In September 2019, the independent pharmacy Valisure wrote a letter to the U.S. Food and Drug Administration (FDA) regarding the safety of the heartburn medication Zantac and its generic counterparts. Less than six months later, a Zantac multidistrict litigation hearing was held to decide how to proceed with over 100 lawsuits filed alleging that the makers of Zantac and its counterparts concealed fatal defects in the drug’s ingredients.
Multidistrict Litigation (MDL): The consolidation of complex federal cases for management in a single court, designed to speed the process.
The Zantac multidistrict litigation is being brought against Sanofi US Services Inc., Pfizer Inc., Boehringer Ingelheim Pharmaceuticals Inc., and GlaxoSmithKline who have all produced Zantac or a generic version of the drug at some point. These corporations are being accused of false advertising, failure to warn and other claims associated with the FDA’s discovery of N-nitrosodimethylamine (NDMA) in their products.
The Zantac multidistrict litigation centers almost entirely on the presence of NDMA in ranitidine products and the corporations’ duty of care to test their product for NDMA. This is a serious health risk as NDMA has been suggested to be linked to occurrences of:
- Bladder cancer
- Colorectal cancer
- Esophageal cancer
- Gastric (stomach) cancer
- Kidney cancer
- Liver cancer
- Lung cancer
- Nasal cancer
- Pancreatic cancer
In the lawsuit, plaintiffs have claimed to have contracted cancers of the colon, esophagus, breast, bladder and more.
With more and more cases arising, in early 2020 the Judicial Panel on Multidistrict Litigation (JPML) had to decide whether to consolidate all of these claims. On Feb. 6, 2020, the JPML consolidated 15 lawsuits and more than 125 “tag-along” actions in the Southern Court of Florida under U.S. District Judge Robin Rosenberg of Miami. The Zantac Multidistrict Litigation will be Rosenberg’s first MDL but the panel confidently identified Judge Rosenberg as “an able jurist who has not yet had the opportunity to preside over an MDL.”
By Feb. 22, 2020, 141 people had added their cases to the Zantac multidistrict litigation. One of the driving factors for these lawsuits have been the recalls sparked by Valisure’s letter. According to the pharmacy in their letter to the FDA, it “detected extremely high levels” of NDMA “in every lot tested, across multiple manufacturers and dosage forms of the drug ranitidine."

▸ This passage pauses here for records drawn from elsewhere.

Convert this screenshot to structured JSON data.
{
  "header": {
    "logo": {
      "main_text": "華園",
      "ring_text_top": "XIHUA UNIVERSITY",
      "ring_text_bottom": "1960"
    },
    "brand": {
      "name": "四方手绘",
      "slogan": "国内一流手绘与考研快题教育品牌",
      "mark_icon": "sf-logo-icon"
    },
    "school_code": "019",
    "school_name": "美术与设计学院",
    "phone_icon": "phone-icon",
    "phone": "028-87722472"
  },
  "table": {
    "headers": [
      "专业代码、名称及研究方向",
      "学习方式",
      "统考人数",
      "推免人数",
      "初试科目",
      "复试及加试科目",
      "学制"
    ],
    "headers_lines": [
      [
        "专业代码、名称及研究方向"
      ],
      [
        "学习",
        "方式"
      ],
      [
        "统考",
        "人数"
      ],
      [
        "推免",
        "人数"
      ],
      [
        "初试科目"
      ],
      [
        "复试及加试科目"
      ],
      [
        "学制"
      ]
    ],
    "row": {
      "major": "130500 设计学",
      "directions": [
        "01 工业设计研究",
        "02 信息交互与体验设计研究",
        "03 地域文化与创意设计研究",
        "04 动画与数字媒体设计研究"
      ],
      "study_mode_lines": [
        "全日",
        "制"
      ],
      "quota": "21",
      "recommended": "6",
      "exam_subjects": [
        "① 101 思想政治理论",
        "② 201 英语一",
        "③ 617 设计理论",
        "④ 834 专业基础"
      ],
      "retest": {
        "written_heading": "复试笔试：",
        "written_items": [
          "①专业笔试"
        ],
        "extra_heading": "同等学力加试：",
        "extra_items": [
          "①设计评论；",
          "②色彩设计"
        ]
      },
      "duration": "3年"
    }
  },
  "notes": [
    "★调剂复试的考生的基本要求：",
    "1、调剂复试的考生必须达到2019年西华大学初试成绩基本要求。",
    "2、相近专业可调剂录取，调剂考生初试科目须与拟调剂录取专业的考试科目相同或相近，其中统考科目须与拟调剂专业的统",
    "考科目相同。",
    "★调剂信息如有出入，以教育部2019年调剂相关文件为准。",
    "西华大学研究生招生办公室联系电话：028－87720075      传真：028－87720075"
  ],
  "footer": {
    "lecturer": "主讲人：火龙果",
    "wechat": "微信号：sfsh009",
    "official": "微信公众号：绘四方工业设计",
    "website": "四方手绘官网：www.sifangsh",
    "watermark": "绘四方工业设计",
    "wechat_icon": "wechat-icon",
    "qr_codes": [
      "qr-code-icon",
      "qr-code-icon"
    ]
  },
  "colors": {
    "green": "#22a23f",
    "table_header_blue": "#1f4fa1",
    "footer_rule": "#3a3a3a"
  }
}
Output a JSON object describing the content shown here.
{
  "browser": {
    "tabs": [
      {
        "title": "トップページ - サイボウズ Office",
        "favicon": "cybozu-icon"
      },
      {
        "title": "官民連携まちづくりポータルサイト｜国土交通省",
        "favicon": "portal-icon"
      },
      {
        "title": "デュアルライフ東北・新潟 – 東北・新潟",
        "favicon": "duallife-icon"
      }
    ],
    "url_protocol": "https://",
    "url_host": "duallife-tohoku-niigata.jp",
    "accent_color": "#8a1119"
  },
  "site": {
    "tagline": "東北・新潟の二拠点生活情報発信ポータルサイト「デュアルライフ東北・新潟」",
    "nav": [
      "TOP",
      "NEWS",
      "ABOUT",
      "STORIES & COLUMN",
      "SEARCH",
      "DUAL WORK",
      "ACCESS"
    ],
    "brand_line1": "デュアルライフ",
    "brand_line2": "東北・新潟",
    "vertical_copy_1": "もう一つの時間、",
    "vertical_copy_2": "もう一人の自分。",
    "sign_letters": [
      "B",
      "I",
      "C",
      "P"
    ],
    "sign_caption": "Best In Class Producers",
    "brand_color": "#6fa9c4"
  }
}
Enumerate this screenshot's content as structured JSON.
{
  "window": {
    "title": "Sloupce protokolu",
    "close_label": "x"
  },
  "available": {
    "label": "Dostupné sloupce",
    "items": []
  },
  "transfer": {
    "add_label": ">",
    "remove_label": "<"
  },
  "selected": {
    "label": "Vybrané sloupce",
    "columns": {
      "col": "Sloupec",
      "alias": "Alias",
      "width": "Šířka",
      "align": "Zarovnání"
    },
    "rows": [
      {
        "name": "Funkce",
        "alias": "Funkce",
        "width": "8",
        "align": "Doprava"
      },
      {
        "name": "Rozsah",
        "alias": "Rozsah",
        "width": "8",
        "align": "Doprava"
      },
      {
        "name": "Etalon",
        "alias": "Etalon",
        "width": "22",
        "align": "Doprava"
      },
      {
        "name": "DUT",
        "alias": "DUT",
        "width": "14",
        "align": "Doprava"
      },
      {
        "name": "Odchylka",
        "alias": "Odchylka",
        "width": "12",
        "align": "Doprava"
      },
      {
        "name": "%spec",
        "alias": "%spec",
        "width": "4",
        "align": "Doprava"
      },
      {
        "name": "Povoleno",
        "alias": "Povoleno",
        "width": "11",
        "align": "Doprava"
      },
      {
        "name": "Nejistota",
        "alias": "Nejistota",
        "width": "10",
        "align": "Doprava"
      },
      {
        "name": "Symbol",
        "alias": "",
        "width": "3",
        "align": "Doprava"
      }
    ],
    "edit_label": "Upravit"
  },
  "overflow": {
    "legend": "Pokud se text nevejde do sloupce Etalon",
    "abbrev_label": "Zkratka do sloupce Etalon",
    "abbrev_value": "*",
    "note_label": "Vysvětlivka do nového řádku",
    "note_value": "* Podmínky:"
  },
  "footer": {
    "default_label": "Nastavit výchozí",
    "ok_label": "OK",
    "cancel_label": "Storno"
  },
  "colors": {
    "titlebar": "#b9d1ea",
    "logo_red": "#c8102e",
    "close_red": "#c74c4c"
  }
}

The FDA has stated that the limit of safe NDMA exposure is 96 billionths of a gram (ng). So when it described NDMA levels as extremely high, the pharmacy followed it up by stating “Valisure has detected NDMA in excess of 3,000,000 ng per tablet when analyzing ranitidine products, likely due to an inherent instability of the ranitidine molecule.” 3,000,000 ng is equal to 3 milligrams or over 30,000 times the safe exposure rating approved by the FDA.
Legal experts expect that before the Zantac multidistrict litigation has concluded, at least 100,000 claimants will come forward. Those same experts expect that Rosenberg will more likely oversee a settlement than a drawn-out trial.